    depend fmri=pkg:/x11/server/xorg@1.10.99 type=exclude

Constraints and Freezing


Through the careful use of the various types of ``depend`` actions described
above, packages can define the ways in which they are allowed to be upgraded.

In general, we often desire that a group of packages installed on a system
be supported and upgraded as a group: Either all packages in the group are
updated, or none of the packages in the group are updated.
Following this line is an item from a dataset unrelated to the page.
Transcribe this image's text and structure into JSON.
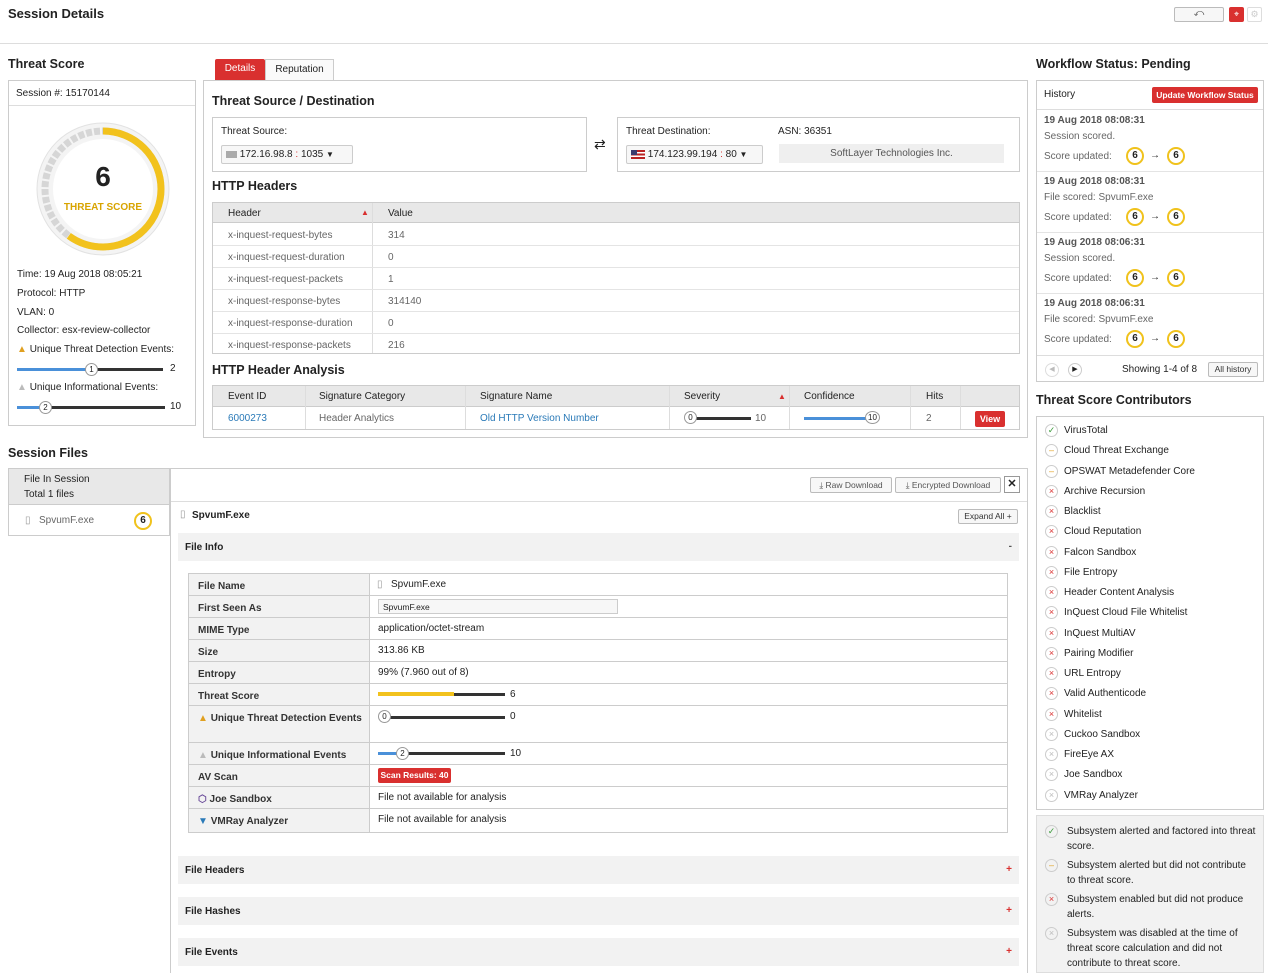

As mentioned earlier,
this is the reason for using the ``incorporate`` dependency in Oracle Solaris.

The following three partial package manifests show the relationship
between the ``foo`` and ``bar`` packages and the ``myincorp`` incorporation


    set name=pkg.fmri value=foo@1.0
    dir path=foo owner=root group=bin mode=0755
    depend fmri=myincorp type=require
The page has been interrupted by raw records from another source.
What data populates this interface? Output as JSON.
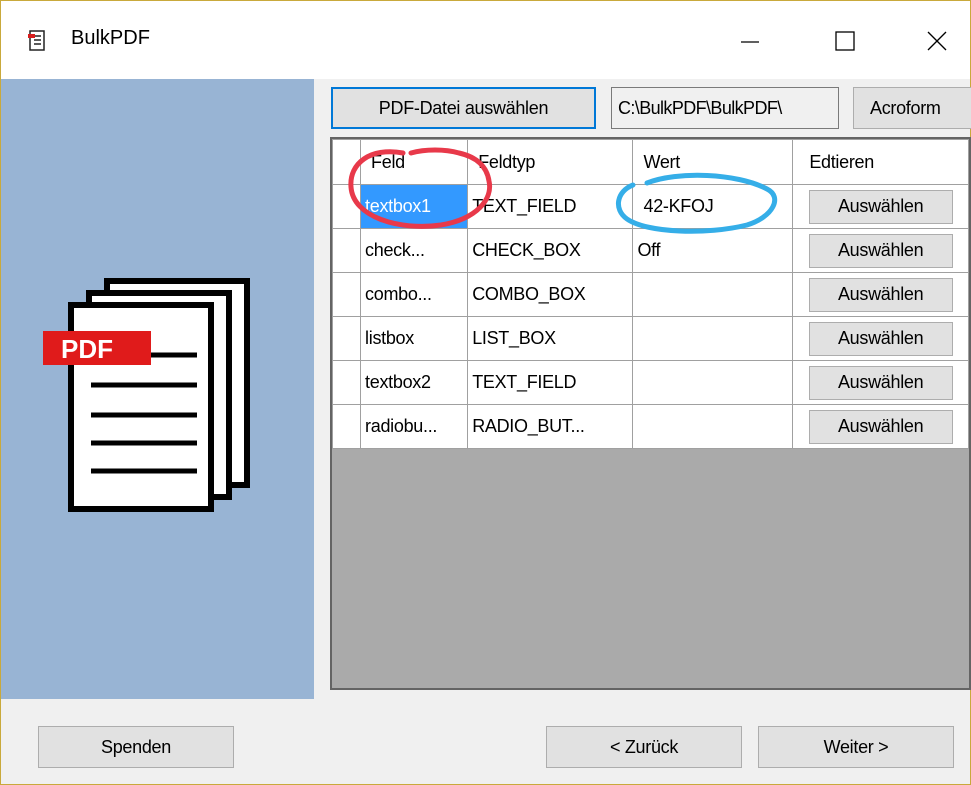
{
  "window": {
    "title": "BulkPDF",
    "controls": {
      "minimize": "—",
      "maximize": "☐",
      "close": "✕"
    }
  },
  "toolbar": {
    "select_pdf_label": "PDF-Datei auswählen",
    "path_value": "C:\\BulkPDF\\BulkPDF\\",
    "acroform_label": "Acroform"
  },
  "logo": {
    "text": "PDF"
  },
  "grid": {
    "columns": [
      "Feld",
      "Feldtyp",
      "Wert",
      "Edtieren"
    ],
    "rows": [
      {
        "feld": "textbox1",
        "typ": "TEXT_FIELD",
        "wert": "42-KFOJ",
        "edit": "Auswählen"
      },
      {
        "feld": "check...",
        "typ": "CHECK_BOX",
        "wert": "Off",
        "edit": "Auswählen"
      },
      {
        "feld": "combo...",
        "typ": "COMBO_BOX",
        "wert": "",
        "edit": "Auswählen"
      },
      {
        "feld": "listbox",
        "typ": "LIST_BOX",
        "wert": "",
        "edit": "Auswählen"
      },
      {
        "feld": "textbox2",
        "typ": "TEXT_FIELD",
        "wert": "",
        "edit": "Auswählen"
      },
      {
        "feld": "radiobu...",
        "typ": "RADIO_BUT...",
        "wert": "",
        "edit": "Auswählen"
      }
    ]
  },
  "footer": {
    "donate_label": "Spenden",
    "back_label": "< Zurück",
    "next_label": "Weiter >"
  },
  "colors": {
    "left_panel": "#98b4d4",
    "selection": "#3399ff",
    "annotation_red": "#e8394a",
    "annotation_blue": "#35aee8"
  }
}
    set name=pkg.fmri value=bar@1.0
    dir path=bar owner=root group=bin mode=0755
    depend fmri=myincorp type=require


    set name=pkg.fmri value=myincorp@1.0
    depend fmri=foo@1.0 type=incorporate
    depend fmri=bar@1.0 type=incorporate

The ``foo`` and ``bar`` packages both have a ``require`` dependency on the
``myincorp`` incorporation.  The ``myincorp`` package has ``incorporate``
dependencies such that ``foo`` and ``bar`` can be upgraded to
**at most** version 1.0, to the level of granularity defined by the version
number and, if installed, must be **at least** at version 1.0 or greater.

That is, an ``incorporate`` dependency on version 1.0 allows for
1.0.1,, etc. but doesn't allow version 1.1, version 2.0, version 0.9,
etc.  When we deliver a new incorporation package, one that has ``incorporate``
dependencies at a higher version, we will allow ``foo`` and ``bar`` to upgrade
to those versions instead (assuming that the incorporation package is also being

Note here that because ``foo`` and ``bar`` both have ``require`` dependencies on
the ``myincorp`` package, the incorporation package must always be installed.

However, conflicting with the requirement we stated at the beginning of this
section, there are some situations where we might want to relax the
incorporation constraint.

Perhaps ``bar`` can function independently of ``foo``, but we'd like ``foo``
to remain within the series of versions our incorporation constrains it to.

We can relax the incorporation constraints using *facets*, allowing the
administrator to effectively *disable* certain ``incorporate`` dependencies.
Facets are discussed in more detail in *Chapter 7*.  Briefly, facets
are special attributes that can be applied to actions within a package to enable
authors to mark those actions as optional.

When actions are marked with facet attributes in this manner, the actions
containing those facets can be enabled or disabled using the
``pkg change-facet`` command.

By convention, facets that optionally install ``incorporate`` dependencies are
named ``facet.version-lock.<name>``, where *name* is the package name containing
that ``depend`` action.

So, for example, using the example above, we could have the following

    set name=pkg.fmri value=myincorp@1.0
    depend fmri=foo@1.0 type=incorporate
    depend fmri=bar@1.0 type=incorporate

This incorporation includes our ``depend`` action by default, constraining
``bar`` to version 1.0.  The following command relaxes this constraint::

    pkg change-facet

The ``bar`` package is free from the incorporation constraints, and can be
upgraded to version 2.0 if necessary.


So far, all of the discussion has been around constraints that have been applied
during the package authoring process, by modifying the package manifests

|pkg| also has a means for the administrator to apply constraints to the system
at runtime.

Using the ``pkg freeze`` command, the administrator can prevent a given
package from being updated past either its current version, or a version
specified on the command line.  This capability is effectively the same as an
``incorporate`` dependency.

See the |pkg| man page for more information on the ``freeze`` command.

In order to apply more complex dependencies to an image, it is necessary to
create and install a package that includes those dependencies.

Please Confirm